[Problem] Read the listing below and copy out each line where the word "object" occurs.

[Exercise input]
————

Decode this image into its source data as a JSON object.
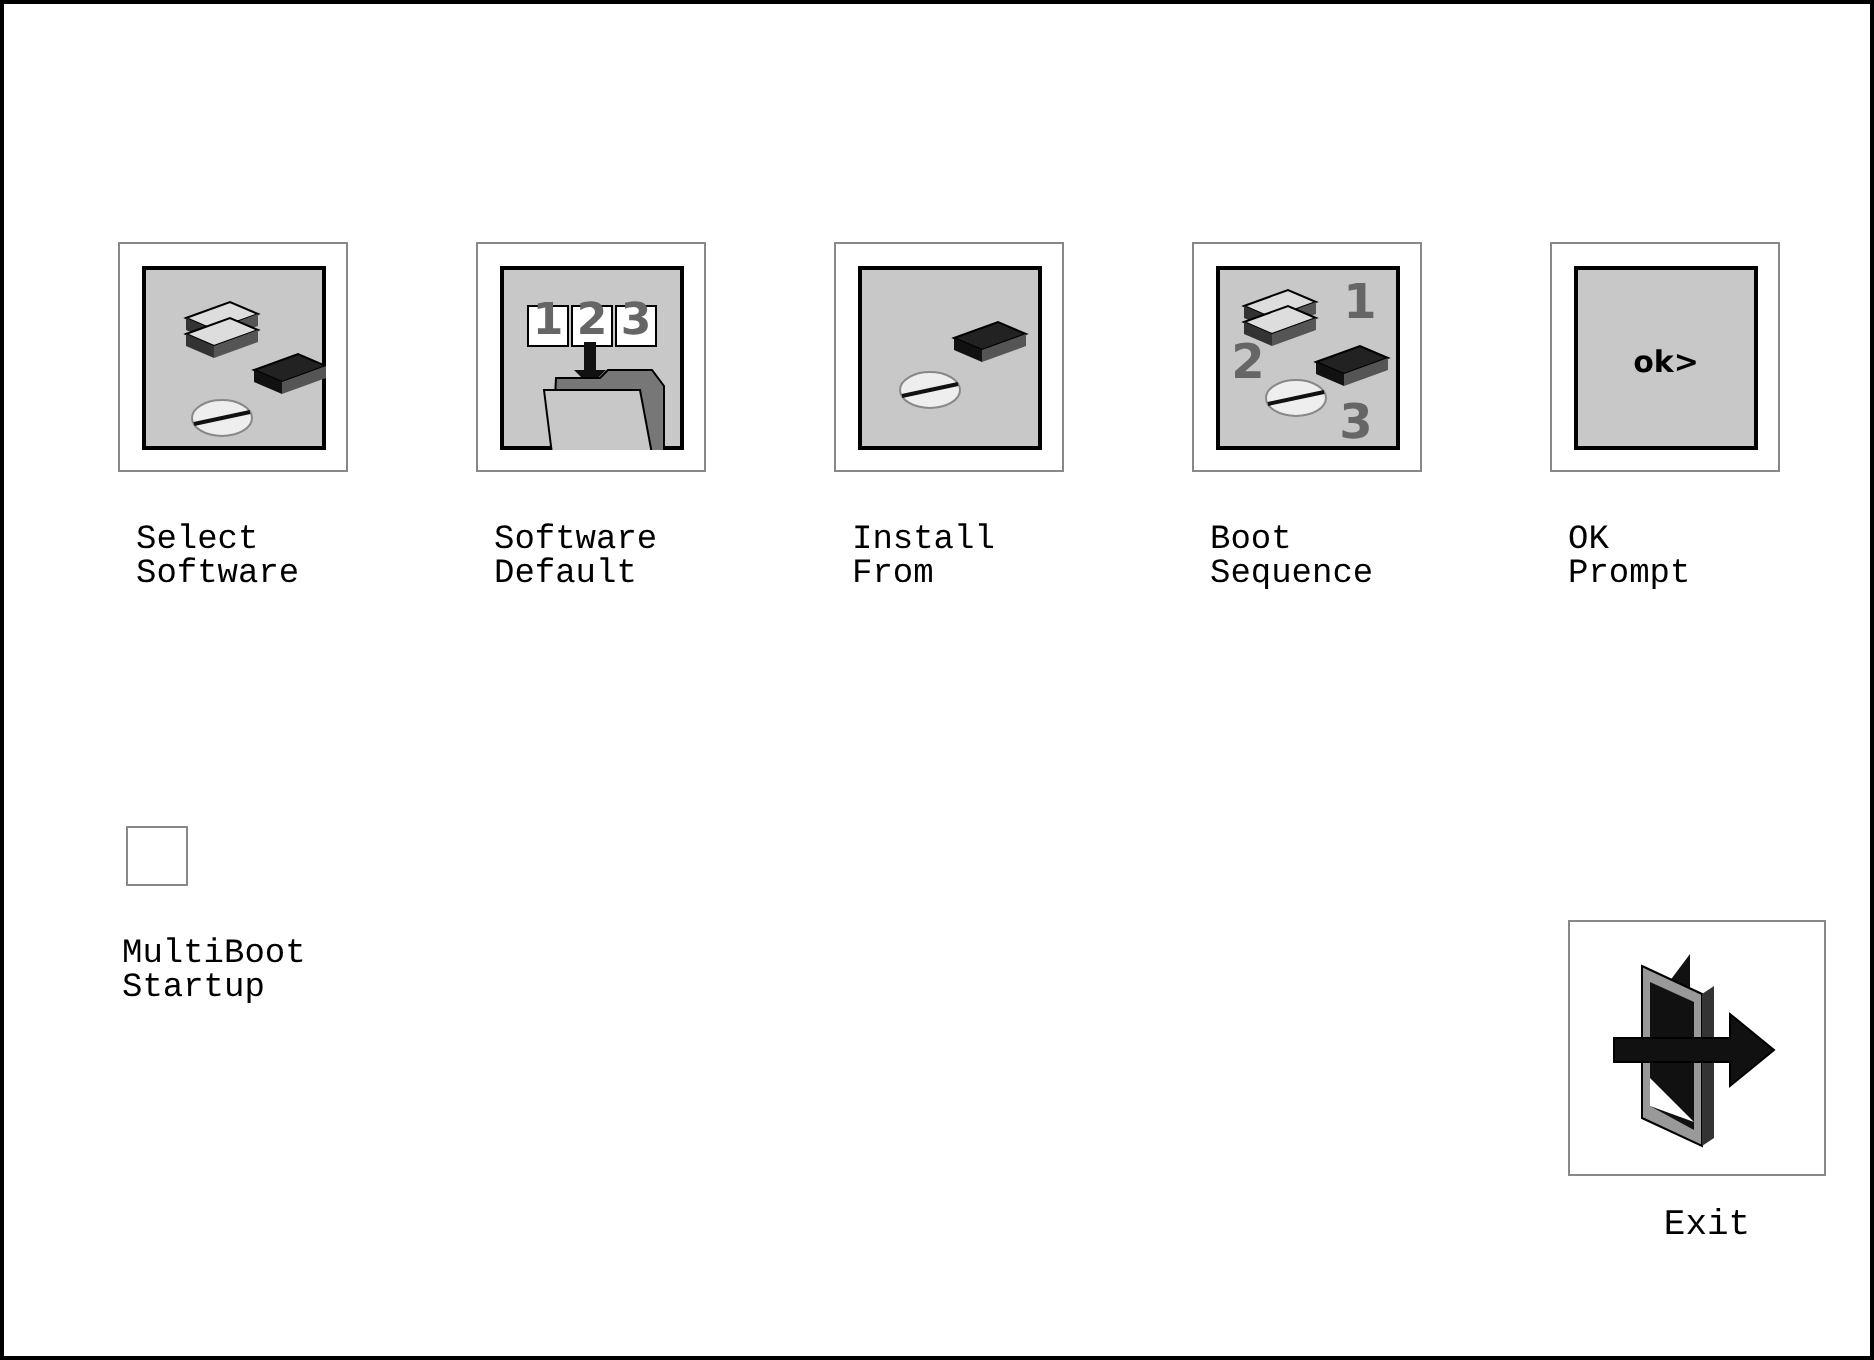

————

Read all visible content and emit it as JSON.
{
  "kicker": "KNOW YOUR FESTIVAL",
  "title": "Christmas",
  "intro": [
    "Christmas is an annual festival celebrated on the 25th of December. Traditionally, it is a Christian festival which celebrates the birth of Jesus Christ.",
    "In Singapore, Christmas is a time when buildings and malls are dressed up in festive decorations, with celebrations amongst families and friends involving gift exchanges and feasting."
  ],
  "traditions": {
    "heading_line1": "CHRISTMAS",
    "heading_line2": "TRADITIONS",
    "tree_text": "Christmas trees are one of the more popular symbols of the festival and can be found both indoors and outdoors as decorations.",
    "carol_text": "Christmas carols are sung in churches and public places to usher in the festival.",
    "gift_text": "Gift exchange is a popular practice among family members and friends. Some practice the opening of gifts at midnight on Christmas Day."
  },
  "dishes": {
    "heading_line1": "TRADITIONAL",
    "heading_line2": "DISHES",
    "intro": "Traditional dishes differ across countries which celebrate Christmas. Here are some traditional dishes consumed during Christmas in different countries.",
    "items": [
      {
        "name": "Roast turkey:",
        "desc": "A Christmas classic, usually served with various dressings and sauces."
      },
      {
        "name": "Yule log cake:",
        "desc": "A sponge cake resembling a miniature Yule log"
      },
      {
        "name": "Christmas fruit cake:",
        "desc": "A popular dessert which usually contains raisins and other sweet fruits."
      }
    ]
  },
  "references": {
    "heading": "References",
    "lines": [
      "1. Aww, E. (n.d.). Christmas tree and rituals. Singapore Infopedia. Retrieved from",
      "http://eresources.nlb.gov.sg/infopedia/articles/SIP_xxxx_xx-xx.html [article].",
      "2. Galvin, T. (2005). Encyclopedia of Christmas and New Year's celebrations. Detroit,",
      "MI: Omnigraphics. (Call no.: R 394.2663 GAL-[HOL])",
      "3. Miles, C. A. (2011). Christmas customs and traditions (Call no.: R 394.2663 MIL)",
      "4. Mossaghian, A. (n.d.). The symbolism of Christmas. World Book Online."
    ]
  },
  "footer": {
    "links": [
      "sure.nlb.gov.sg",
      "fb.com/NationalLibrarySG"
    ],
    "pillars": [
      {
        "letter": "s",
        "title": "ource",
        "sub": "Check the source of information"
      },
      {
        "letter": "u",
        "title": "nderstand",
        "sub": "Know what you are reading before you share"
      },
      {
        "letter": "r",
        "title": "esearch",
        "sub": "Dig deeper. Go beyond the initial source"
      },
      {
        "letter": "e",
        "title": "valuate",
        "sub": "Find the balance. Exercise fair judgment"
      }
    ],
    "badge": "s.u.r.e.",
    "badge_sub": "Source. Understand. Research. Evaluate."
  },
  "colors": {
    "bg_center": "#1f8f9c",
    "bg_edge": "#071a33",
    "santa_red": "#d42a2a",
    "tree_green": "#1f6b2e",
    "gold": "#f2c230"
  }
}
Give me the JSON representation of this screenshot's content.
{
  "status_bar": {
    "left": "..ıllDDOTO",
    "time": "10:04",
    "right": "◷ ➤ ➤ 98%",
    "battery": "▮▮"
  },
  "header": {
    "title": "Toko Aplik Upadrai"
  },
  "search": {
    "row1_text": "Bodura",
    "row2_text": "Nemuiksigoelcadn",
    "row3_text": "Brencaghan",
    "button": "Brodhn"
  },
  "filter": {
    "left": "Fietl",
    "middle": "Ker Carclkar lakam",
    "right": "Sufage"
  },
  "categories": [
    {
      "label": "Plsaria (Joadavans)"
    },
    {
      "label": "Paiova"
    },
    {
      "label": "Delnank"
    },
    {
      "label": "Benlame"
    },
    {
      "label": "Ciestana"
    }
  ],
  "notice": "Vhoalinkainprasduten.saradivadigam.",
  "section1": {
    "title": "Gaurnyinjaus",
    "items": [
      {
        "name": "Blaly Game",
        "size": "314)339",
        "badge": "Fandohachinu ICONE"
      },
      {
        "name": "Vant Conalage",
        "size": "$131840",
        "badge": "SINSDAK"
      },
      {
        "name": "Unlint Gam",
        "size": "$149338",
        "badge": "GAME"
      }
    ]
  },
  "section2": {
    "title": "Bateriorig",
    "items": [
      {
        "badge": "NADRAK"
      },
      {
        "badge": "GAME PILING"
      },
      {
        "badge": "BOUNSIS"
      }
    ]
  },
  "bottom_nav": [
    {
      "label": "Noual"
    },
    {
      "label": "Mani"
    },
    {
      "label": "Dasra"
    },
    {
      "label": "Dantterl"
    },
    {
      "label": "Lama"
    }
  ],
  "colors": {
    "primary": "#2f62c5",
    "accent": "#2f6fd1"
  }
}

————

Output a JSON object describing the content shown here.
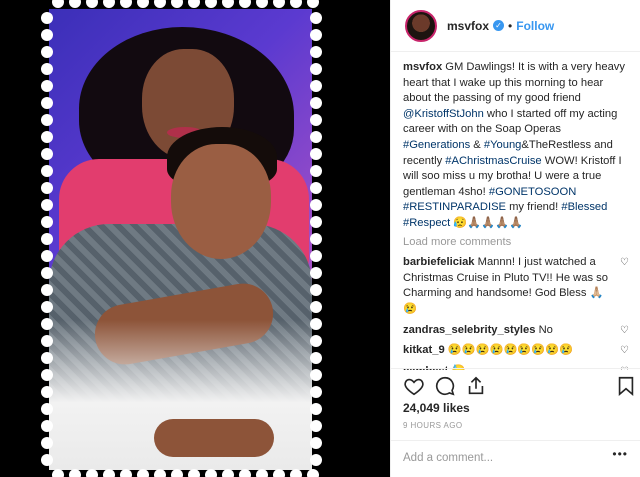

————

[Answer section]
Decode this image into its source data as a JSON object.
Output a JSON object describing the content shown here.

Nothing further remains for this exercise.